Instructions to follow:
Extract every line from the records below that contains the word "screenshot".
━━━ Extracted records ━━━
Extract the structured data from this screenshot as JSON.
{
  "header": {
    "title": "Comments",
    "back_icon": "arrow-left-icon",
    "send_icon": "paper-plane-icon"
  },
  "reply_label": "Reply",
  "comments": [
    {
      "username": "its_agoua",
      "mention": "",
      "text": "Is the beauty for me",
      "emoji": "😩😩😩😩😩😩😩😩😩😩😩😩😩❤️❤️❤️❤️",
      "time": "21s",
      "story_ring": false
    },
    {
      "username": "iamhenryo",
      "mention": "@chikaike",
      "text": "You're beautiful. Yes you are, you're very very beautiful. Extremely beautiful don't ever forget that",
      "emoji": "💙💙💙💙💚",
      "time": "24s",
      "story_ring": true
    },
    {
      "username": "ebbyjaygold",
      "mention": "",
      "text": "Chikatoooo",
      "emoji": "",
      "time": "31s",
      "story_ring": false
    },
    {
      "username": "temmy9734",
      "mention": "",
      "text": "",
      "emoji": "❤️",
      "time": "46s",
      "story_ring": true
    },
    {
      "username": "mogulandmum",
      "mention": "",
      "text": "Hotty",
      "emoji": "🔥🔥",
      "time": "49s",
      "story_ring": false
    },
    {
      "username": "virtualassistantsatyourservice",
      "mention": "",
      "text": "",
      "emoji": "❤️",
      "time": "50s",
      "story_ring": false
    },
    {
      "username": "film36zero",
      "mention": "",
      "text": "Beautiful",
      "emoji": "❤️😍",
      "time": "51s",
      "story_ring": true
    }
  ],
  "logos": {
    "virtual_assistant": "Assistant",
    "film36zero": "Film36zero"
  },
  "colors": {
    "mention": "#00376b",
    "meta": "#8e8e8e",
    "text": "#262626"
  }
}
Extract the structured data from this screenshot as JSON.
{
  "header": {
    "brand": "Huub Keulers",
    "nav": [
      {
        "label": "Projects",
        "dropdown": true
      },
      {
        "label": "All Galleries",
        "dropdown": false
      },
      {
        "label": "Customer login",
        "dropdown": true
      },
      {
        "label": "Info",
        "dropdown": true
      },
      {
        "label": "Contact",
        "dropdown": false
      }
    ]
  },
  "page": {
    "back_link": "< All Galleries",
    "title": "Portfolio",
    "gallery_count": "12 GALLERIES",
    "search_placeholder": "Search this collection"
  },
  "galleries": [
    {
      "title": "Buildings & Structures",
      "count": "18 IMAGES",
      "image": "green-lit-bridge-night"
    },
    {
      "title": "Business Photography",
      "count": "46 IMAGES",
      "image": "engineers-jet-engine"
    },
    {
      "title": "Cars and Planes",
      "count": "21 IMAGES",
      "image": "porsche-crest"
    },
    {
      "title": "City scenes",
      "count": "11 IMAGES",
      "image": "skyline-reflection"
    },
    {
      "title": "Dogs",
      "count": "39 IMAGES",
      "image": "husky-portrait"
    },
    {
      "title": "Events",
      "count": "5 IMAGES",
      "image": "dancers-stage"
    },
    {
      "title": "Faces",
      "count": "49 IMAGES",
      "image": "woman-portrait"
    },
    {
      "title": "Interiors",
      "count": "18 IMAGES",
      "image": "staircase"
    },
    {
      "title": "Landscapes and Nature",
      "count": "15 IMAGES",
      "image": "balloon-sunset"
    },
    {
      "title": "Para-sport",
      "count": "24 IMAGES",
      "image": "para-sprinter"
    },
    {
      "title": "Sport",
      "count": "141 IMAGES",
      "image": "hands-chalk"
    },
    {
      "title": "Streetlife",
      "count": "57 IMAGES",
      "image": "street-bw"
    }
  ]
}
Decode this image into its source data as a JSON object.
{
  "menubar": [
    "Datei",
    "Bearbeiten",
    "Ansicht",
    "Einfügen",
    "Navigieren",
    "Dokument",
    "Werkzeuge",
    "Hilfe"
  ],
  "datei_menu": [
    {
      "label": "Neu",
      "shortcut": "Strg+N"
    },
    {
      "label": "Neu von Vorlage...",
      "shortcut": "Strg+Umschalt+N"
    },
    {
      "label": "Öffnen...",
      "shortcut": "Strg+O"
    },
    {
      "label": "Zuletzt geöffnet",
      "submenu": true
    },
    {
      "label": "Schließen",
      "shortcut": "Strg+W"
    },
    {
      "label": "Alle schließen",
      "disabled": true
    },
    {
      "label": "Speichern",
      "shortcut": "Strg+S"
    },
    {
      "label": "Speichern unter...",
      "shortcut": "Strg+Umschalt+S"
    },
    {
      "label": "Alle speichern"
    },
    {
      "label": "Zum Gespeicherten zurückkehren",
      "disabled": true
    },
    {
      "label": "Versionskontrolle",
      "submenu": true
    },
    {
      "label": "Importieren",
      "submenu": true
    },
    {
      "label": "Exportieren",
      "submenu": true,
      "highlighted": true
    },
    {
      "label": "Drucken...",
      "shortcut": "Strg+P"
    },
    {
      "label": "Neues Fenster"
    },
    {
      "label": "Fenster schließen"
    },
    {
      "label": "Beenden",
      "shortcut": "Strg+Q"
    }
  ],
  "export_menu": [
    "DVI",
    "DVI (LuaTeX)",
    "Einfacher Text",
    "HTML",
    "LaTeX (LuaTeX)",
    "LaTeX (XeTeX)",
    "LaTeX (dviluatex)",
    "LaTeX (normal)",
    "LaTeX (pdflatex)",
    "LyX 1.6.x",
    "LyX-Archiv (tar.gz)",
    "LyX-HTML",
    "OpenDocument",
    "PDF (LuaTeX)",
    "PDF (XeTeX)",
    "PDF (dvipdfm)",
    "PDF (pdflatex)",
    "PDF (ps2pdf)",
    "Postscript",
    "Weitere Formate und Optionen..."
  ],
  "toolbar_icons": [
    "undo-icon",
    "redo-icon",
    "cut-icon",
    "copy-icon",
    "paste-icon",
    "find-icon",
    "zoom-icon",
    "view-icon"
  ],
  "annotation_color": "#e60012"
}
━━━
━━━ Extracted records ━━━
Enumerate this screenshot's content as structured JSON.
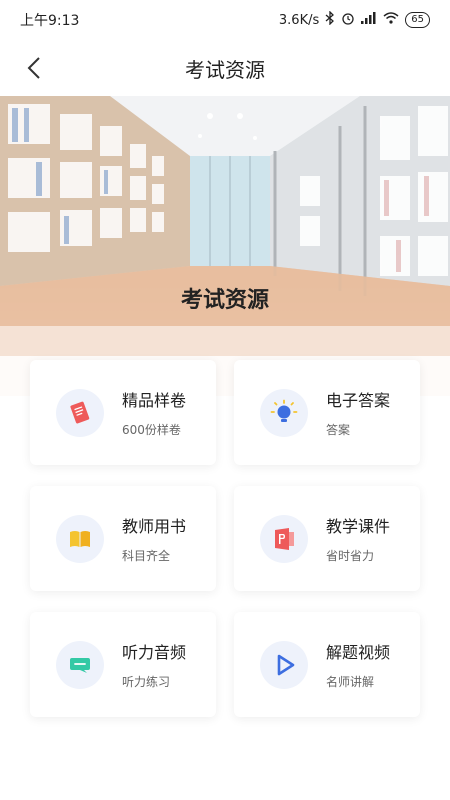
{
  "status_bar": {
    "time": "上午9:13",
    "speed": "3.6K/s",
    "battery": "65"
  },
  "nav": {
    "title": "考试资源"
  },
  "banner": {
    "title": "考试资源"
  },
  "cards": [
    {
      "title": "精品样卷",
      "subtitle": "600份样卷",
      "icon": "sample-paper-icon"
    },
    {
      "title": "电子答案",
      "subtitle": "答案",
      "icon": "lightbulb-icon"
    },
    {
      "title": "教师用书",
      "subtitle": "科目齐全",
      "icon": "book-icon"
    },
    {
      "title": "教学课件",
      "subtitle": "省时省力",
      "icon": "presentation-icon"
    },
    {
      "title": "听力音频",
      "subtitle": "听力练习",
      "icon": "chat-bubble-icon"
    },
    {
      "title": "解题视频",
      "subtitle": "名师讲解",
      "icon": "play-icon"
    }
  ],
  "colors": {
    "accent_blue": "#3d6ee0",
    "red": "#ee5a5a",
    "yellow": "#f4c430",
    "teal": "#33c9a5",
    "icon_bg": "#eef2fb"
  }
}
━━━
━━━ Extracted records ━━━
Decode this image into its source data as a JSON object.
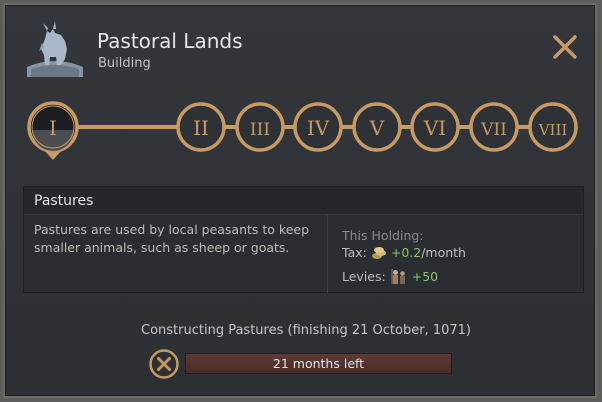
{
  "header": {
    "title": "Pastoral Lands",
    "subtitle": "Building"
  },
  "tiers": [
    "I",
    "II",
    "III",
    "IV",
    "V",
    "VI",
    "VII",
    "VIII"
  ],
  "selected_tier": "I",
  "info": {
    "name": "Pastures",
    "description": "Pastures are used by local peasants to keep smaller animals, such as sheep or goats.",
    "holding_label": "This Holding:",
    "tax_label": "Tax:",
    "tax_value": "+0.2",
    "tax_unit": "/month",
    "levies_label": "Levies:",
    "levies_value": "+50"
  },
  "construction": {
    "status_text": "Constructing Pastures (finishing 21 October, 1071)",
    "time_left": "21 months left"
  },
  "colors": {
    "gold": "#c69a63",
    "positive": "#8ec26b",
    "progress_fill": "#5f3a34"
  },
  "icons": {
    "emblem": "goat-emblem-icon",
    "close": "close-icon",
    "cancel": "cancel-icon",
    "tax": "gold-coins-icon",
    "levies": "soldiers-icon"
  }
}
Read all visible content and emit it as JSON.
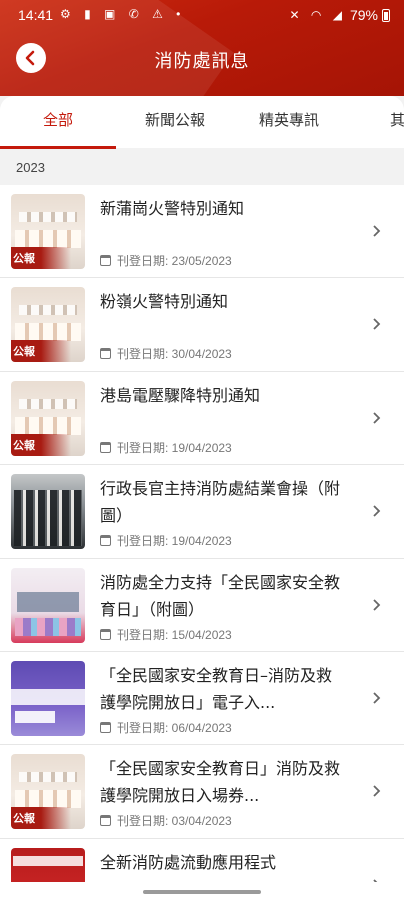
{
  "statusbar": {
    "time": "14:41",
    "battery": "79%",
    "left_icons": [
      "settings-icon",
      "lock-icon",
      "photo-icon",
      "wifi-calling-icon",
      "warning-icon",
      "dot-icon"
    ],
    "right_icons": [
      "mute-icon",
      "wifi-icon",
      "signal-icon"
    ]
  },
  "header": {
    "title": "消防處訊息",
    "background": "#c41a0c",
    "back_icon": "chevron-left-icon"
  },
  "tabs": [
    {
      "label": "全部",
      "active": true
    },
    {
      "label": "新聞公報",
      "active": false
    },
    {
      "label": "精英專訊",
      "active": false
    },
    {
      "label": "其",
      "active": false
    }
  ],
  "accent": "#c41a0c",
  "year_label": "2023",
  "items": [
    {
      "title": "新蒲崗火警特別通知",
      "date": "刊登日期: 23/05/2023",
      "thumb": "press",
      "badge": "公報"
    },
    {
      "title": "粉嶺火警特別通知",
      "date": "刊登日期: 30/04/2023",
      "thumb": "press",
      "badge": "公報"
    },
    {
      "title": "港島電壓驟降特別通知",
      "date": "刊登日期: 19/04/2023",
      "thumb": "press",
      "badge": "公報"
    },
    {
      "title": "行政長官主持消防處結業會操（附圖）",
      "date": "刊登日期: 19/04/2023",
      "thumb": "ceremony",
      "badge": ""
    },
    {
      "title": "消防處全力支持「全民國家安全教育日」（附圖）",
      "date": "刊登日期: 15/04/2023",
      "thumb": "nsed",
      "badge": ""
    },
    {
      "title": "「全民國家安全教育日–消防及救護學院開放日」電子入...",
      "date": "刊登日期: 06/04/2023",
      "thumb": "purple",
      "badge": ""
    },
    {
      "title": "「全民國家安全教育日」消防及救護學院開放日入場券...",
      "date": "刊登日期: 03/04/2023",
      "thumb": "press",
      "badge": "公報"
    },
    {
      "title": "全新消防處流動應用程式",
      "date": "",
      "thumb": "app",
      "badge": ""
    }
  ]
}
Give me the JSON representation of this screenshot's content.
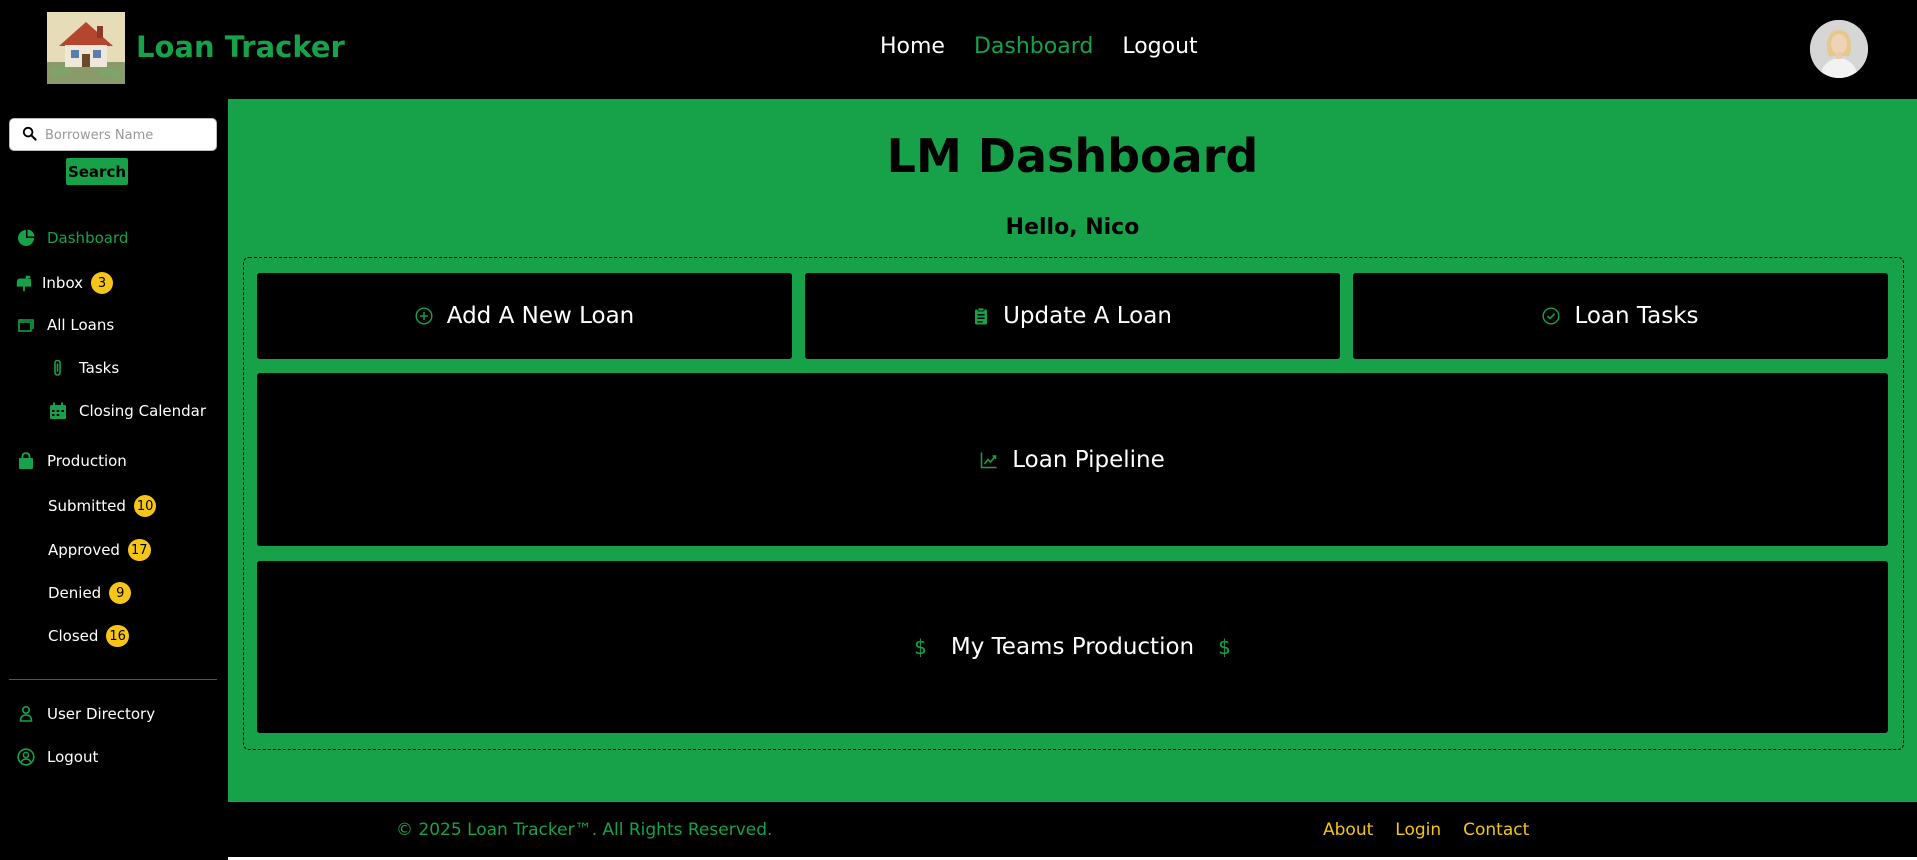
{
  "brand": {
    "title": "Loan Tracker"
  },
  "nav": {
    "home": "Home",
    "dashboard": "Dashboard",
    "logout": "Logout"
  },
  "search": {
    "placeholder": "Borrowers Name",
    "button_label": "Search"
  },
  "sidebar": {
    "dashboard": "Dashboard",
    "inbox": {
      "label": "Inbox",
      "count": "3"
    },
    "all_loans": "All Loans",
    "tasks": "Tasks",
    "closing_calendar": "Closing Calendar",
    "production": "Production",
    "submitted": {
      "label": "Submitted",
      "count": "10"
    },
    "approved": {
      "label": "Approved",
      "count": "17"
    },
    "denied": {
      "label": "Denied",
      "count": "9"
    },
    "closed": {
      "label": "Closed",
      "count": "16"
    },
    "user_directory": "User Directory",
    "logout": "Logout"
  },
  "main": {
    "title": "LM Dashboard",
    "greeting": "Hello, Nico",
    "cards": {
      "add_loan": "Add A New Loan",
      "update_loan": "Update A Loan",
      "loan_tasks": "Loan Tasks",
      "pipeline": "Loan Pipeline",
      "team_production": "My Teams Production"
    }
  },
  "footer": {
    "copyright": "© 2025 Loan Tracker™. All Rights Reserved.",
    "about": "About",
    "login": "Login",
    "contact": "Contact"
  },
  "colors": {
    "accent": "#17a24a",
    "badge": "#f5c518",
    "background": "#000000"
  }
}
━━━
Answer section:
Extract the structured data from this screenshot as JSON.
Extract the structured data from this screenshot as JSON.
Enumerate this screenshot's content as structured JSON.
Give me the JSON representation of this screenshot's content.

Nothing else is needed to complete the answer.